*RECORDS SHOWN*.
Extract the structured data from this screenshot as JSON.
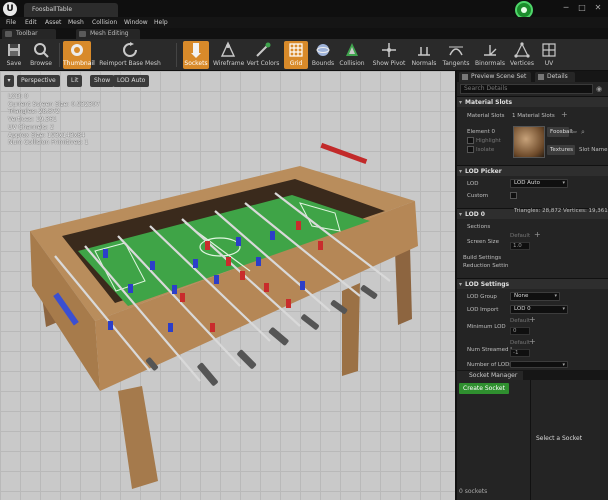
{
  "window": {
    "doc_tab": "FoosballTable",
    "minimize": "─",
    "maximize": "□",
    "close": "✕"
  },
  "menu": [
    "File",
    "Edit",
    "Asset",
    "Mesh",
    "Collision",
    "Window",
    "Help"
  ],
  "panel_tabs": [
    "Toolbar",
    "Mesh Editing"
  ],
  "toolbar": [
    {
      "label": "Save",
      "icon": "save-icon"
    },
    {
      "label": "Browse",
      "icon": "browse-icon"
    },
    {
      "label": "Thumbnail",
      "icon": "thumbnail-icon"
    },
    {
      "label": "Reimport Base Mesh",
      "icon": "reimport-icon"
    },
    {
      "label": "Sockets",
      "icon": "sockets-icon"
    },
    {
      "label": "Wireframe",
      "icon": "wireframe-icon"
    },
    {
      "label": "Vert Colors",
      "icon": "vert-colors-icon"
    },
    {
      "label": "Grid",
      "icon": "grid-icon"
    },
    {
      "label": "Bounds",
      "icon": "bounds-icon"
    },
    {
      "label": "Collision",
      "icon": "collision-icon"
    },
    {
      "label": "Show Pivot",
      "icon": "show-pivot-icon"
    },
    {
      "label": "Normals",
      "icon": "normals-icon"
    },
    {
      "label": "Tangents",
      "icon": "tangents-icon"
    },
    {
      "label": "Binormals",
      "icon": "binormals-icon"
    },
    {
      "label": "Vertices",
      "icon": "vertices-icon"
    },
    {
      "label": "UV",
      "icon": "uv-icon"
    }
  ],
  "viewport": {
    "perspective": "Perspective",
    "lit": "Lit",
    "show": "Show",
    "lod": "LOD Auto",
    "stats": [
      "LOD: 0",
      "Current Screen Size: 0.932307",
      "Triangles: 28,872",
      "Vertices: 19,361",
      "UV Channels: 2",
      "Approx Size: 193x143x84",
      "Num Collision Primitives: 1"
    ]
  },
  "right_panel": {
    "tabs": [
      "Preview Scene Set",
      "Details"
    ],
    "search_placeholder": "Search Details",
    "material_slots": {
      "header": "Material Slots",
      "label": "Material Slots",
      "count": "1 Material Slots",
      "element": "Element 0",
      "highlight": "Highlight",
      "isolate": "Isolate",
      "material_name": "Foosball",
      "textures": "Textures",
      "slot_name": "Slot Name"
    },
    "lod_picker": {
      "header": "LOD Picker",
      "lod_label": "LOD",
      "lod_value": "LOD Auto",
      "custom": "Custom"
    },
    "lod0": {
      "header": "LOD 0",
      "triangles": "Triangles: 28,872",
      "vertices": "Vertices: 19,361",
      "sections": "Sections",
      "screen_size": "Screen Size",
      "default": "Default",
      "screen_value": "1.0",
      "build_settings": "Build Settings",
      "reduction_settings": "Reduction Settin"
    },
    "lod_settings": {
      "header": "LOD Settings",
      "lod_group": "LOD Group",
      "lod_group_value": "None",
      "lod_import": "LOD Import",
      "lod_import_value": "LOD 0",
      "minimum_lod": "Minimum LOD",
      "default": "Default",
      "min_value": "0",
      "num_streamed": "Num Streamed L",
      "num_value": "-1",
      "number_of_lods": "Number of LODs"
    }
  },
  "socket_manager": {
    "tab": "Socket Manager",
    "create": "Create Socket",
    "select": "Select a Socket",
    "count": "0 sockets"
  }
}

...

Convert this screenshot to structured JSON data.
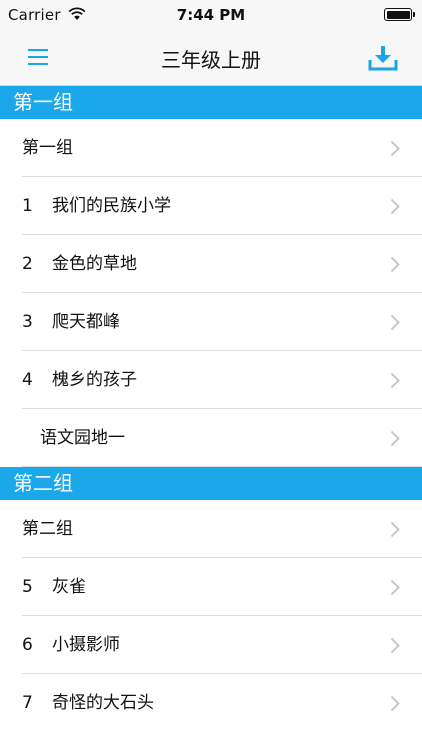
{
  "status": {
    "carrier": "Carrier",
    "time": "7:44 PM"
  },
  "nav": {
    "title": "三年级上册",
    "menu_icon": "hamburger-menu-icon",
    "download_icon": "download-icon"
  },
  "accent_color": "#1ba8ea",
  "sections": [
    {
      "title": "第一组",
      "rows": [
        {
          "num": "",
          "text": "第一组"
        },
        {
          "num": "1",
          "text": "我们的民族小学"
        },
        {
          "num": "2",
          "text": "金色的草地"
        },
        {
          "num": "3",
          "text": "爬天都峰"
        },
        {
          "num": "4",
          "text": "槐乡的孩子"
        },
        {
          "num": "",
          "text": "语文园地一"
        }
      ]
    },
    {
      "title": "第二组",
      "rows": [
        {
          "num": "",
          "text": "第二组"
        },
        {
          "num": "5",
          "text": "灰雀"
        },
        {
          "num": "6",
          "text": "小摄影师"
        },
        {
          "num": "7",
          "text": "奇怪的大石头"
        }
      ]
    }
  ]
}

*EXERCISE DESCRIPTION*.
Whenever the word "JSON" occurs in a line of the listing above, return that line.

*RESULT OF THE EXERCISE*.
Extract the structured data from this screenshot as JSON.
Convert this screenshot to structured JSON data.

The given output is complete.